In the study, I sent fictitious résumés in response to real job openings. Résumés represented three types of job applicants: currently employed applicants with no employment gaps, unemployed applicants and stay-at-home parent applicants. Male or female names made the applicants appear to be either men or women. The application materials implied that all fictitious applicants were parents and all applicants had the same level of experience, number of jobs and skills. Those who had employment gaps had been out of the workforce for 18 months.

In the span of several months from 2015 to 2016, I sent a total of 3,374 résumés to job listings in 50 U.S. cities for accountants, financial analysts, software engineers, HR managers and marketing directors. I then tracked which applicants received requests for interviews or for more information.

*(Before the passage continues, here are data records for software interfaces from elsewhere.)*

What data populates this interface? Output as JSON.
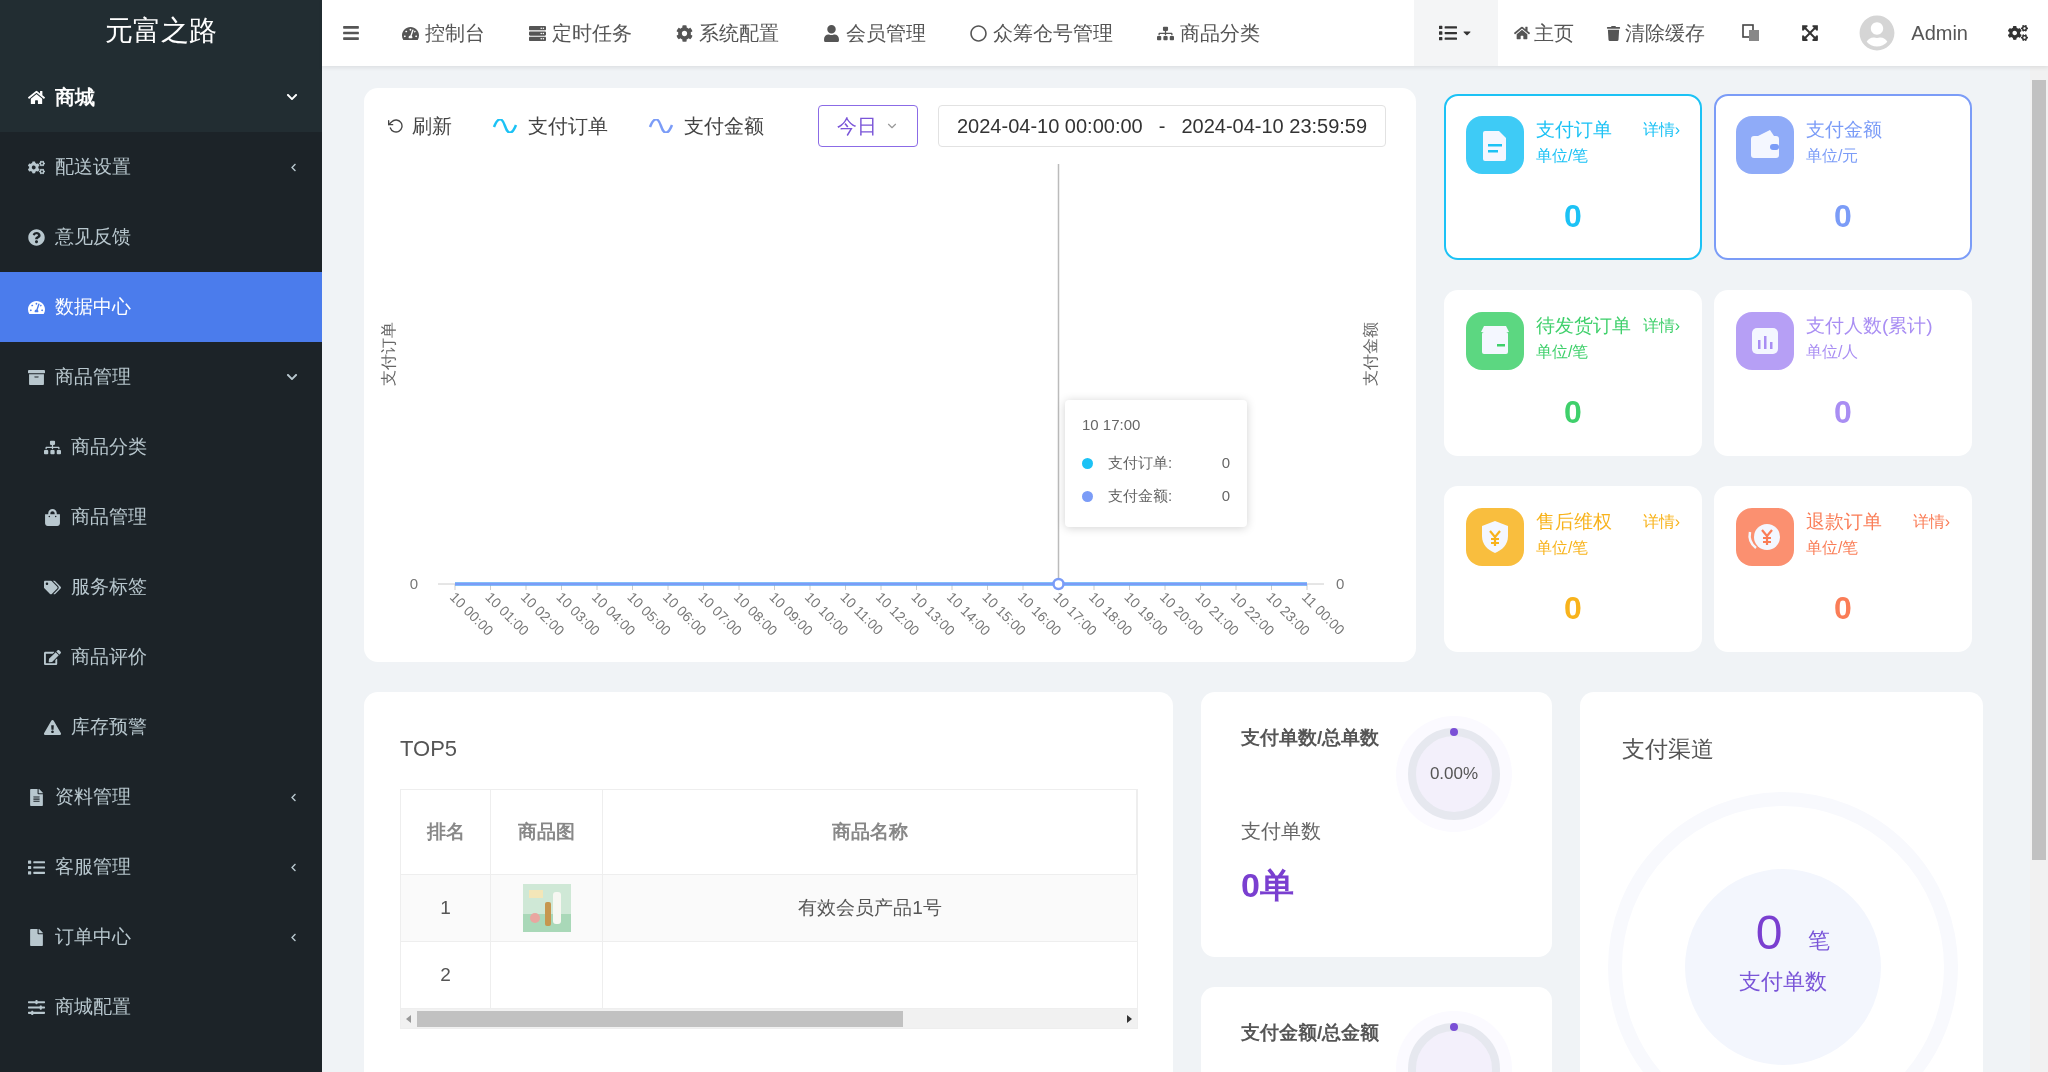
{
  "sidebar": {
    "title": "元富之路",
    "items": [
      {
        "label": "商城",
        "kind": "header",
        "expanded": true,
        "selected": false
      },
      {
        "label": "配送设置",
        "kind": "link",
        "expanded": false,
        "selected": false
      },
      {
        "label": "意见反馈",
        "kind": "link",
        "selected": false
      },
      {
        "label": "数据中心",
        "kind": "link",
        "selected": true
      },
      {
        "label": "商品管理",
        "kind": "link",
        "expanded": true,
        "selected": false,
        "children": [
          {
            "label": "商品分类",
            "selected": false
          },
          {
            "label": "商品管理",
            "selected": false
          },
          {
            "label": "服务标签",
            "selected": false
          },
          {
            "label": "商品评价",
            "selected": false
          },
          {
            "label": "库存预警",
            "selected": false
          }
        ]
      },
      {
        "label": "资料管理",
        "kind": "link",
        "expanded": false,
        "selected": false
      },
      {
        "label": "客服管理",
        "kind": "link",
        "expanded": false,
        "selected": false
      },
      {
        "label": "订单中心",
        "kind": "link",
        "expanded": false,
        "selected": false
      },
      {
        "label": "商城配置",
        "kind": "link",
        "selected": false
      }
    ]
  },
  "top_nav": {
    "items": [
      "控制台",
      "定时任务",
      "系统配置",
      "会员管理",
      "众筹仓号管理",
      "商品分类"
    ],
    "home": "主页",
    "clear_cache": "清除缓存",
    "user": "Admin"
  },
  "chart_panel": {
    "refresh": "刷新",
    "period": "今日",
    "date_range": {
      "start": "2024-04-10 00:00:00",
      "separator": "-",
      "end": "2024-04-10 23:59:59"
    },
    "right_axis_label": "支付金额",
    "left_tick": "0",
    "right_tick": "0",
    "tooltip": {
      "title": "10 17:00",
      "rows": [
        {
          "label": "支付订单:",
          "value": "0",
          "color": "#1cc2f5"
        },
        {
          "label": "支付金额:",
          "value": "0",
          "color": "#7b9cf7"
        }
      ]
    },
    "left_axis_label": "支付订单",
    "legend": [
      {
        "name": "支付订单",
        "color": "#1cc2f5"
      },
      {
        "name": "支付金额",
        "color": "#7b9cf7"
      }
    ],
    "x_labels": [
      "10 00:00",
      "10 01:00",
      "10 02:00",
      "10 03:00",
      "10 04:00",
      "10 05:00",
      "10 06:00",
      "10 07:00",
      "10 08:00",
      "10 09:00",
      "10 10:00",
      "10 11:00",
      "10 12:00",
      "10 13:00",
      "10 14:00",
      "10 15:00",
      "10 16:00",
      "10 17:00",
      "10 18:00",
      "10 19:00",
      "10 20:00",
      "10 21:00",
      "10 22:00",
      "10 23:00",
      "11 00:00"
    ]
  },
  "stat_cards": [
    {
      "title": "支付订单",
      "unit": "单位/笔",
      "value": "0",
      "detail": "详情›",
      "color": "#1cc2f5",
      "selected": true
    },
    {
      "title": "支付金额",
      "unit": "单位/元",
      "value": "0",
      "color": "#7b9cf7",
      "selected": true
    },
    {
      "title": "待发货订单",
      "unit": "单位/笔",
      "value": "0",
      "detail": "详情›",
      "color": "#3fd06b",
      "selected": false
    },
    {
      "title": "支付人数(累计)",
      "unit": "单位/人",
      "value": "0",
      "color": "#a98ef3",
      "selected": false
    },
    {
      "title": "售后维权",
      "unit": "单位/笔",
      "value": "0",
      "detail": "详情›",
      "color": "#f8b31c",
      "selected": false
    },
    {
      "title": "退款订单",
      "unit": "单位/笔",
      "value": "0",
      "detail": "详情›",
      "color": "#fa7d57",
      "selected": false
    }
  ],
  "top5": {
    "title": "TOP5",
    "columns": [
      "排名",
      "商品图",
      "商品名称"
    ],
    "rows": [
      {
        "rank": "1",
        "picture": true,
        "name": "有效会员产品1号"
      },
      {
        "rank": "2",
        "picture": false
      }
    ]
  },
  "ratio_cards": [
    {
      "title": "支付单数/总单数",
      "percent": "0.00%",
      "label": "支付单数",
      "value": "0单",
      "level": 0
    },
    {
      "title": "支付金额/总金额",
      "level": 0
    }
  ],
  "payment_channel": {
    "title": "支付渠道",
    "value": "0",
    "unit": "笔",
    "label": "支付单数"
  }
}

Put simply, stay-at-home parents were about half as likely to get a callback as unemployed parents and only one-third as likely as employed parents.

Why are employers less likely to want to interview stay-at-home parents? I examined attitudes about these types of job applicants by asking survey respondents to read two fictitious rsums and to evaluate the job applicants based on how capable, committed, reliable and deserving of a job they believed the applicants to be. I found that people viewed both unemployed applicants and stay-at-home applicants as less capable than continuously employed applicants, perhaps thinking their skills had become rustier while they were not working.

Respondents viewed stay-at-home parents as less reliable, less deserving of a job, and — the biggest penalty — less committed to work, compared with unemployed applicants. Inflexible workplaces and demanding work cultures can contribute to parents leaving work in the first place. My study shows that these same norms are invoked when employers evaluate stay-at-home parents as job applicants. Until we reevaluate the norms and expectations applied to employees, it is likely that parents who choose to stay home will continue to face limits to their careers.

Kate Weisshaar is an assistant professor at the University of North Carolina, Chapel Hill.